## Your instructions
All the records that follow need to be reproduced exactly. Omit the images.

(Data entries)
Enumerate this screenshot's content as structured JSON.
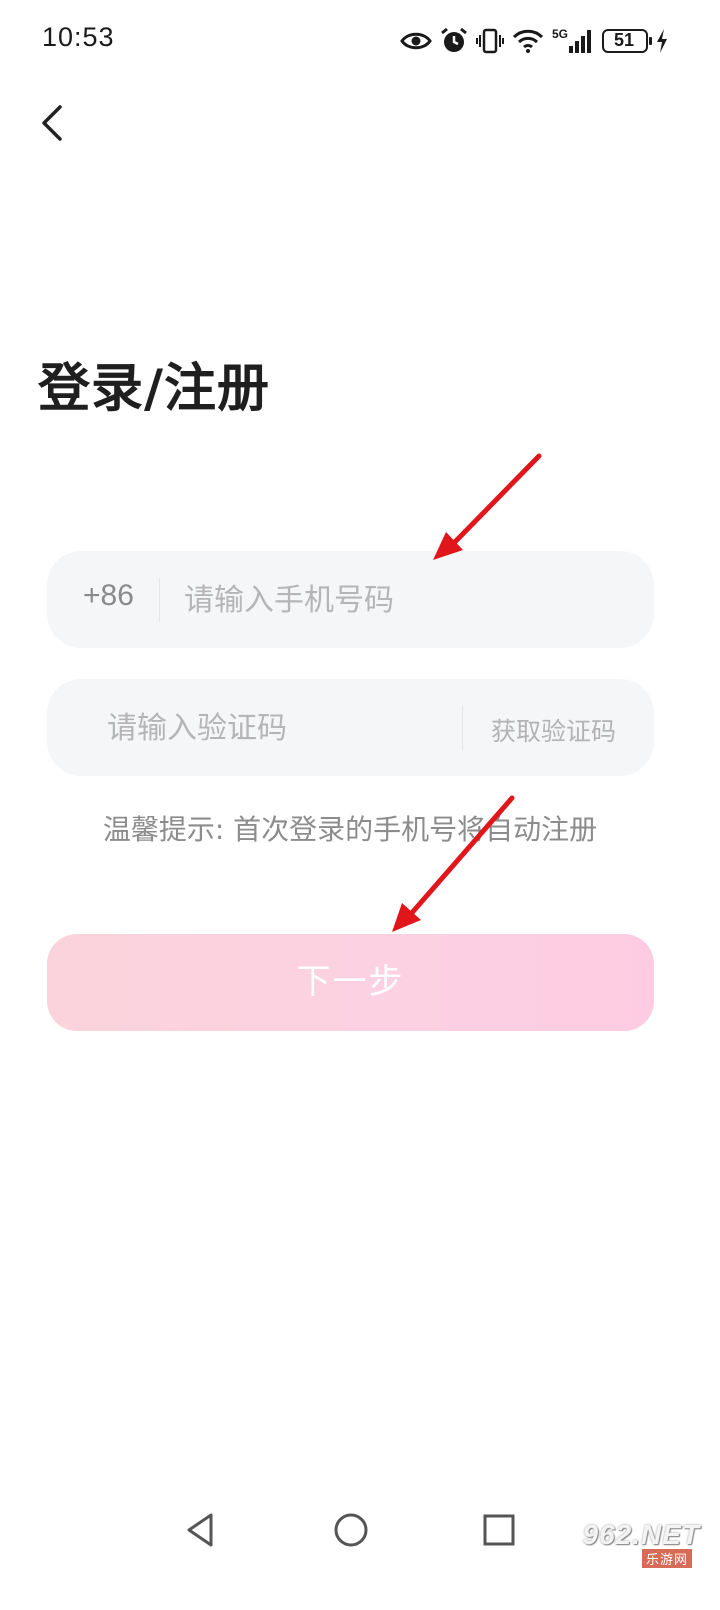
{
  "status_bar": {
    "time": "10:53",
    "network": "5G",
    "battery": "51",
    "icons": [
      "eye-icon",
      "alarm-icon",
      "vibrate-icon",
      "wifi-icon",
      "signal-icon",
      "battery-icon",
      "charging-icon"
    ]
  },
  "header": {
    "back_icon": "chevron-left-icon"
  },
  "title": "登录/注册",
  "phone_field": {
    "country_code": "+86",
    "placeholder": "请输入手机号码",
    "value": ""
  },
  "code_field": {
    "placeholder": "请输入验证码",
    "value": "",
    "get_code_label": "获取验证码"
  },
  "hint": "温馨提示: 首次登录的手机号将自动注册",
  "next_button": {
    "label": "下一步",
    "enabled": false
  },
  "annotations": {
    "arrow_color": "#e0161b"
  },
  "nav_bar": {
    "icons": [
      "back-triangle-icon",
      "home-circle-icon",
      "recents-square-icon"
    ]
  },
  "watermark": {
    "main": "962.NET",
    "sub": "乐游网"
  },
  "colors": {
    "background": "#ffffff",
    "field_background": "#f5f6f8",
    "button_pink": "#fcd2e2",
    "placeholder": "#b5b5b8",
    "title": "#1f1f1f"
  }
}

## Task answer
Enumerate this screenshot's content as structured JSON.
{
  "status_bar": {
    "time": "10:53",
    "network": "5G",
    "battery": "51",
    "icons": [
      "eye-icon",
      "alarm-icon",
      "vibrate-icon",
      "wifi-icon",
      "signal-icon",
      "battery-icon",
      "charging-icon"
    ]
  },
  "header": {
    "back_icon": "chevron-left-icon"
  },
  "title": "登录/注册",
  "phone_field": {
    "country_code": "+86",
    "placeholder": "请输入手机号码",
    "value": ""
  },
  "code_field": {
    "placeholder": "请输入验证码",
    "value": "",
    "get_code_label": "获取验证码"
  },
  "hint": "温馨提示: 首次登录的手机号将自动注册",
  "next_button": {
    "label": "下一步",
    "enabled": false
  },
  "annotations": {
    "arrow_color": "#e0161b"
  },
  "nav_bar": {
    "icons": [
      "back-triangle-icon",
      "home-circle-icon",
      "recents-square-icon"
    ]
  },
  "watermark": {
    "main": "962.NET",
    "sub": "乐游网"
  },
  "colors": {
    "background": "#ffffff",
    "field_background": "#f5f6f8",
    "button_pink": "#fcd2e2",
    "placeholder": "#b5b5b8",
    "title": "#1f1f1f"
  }
}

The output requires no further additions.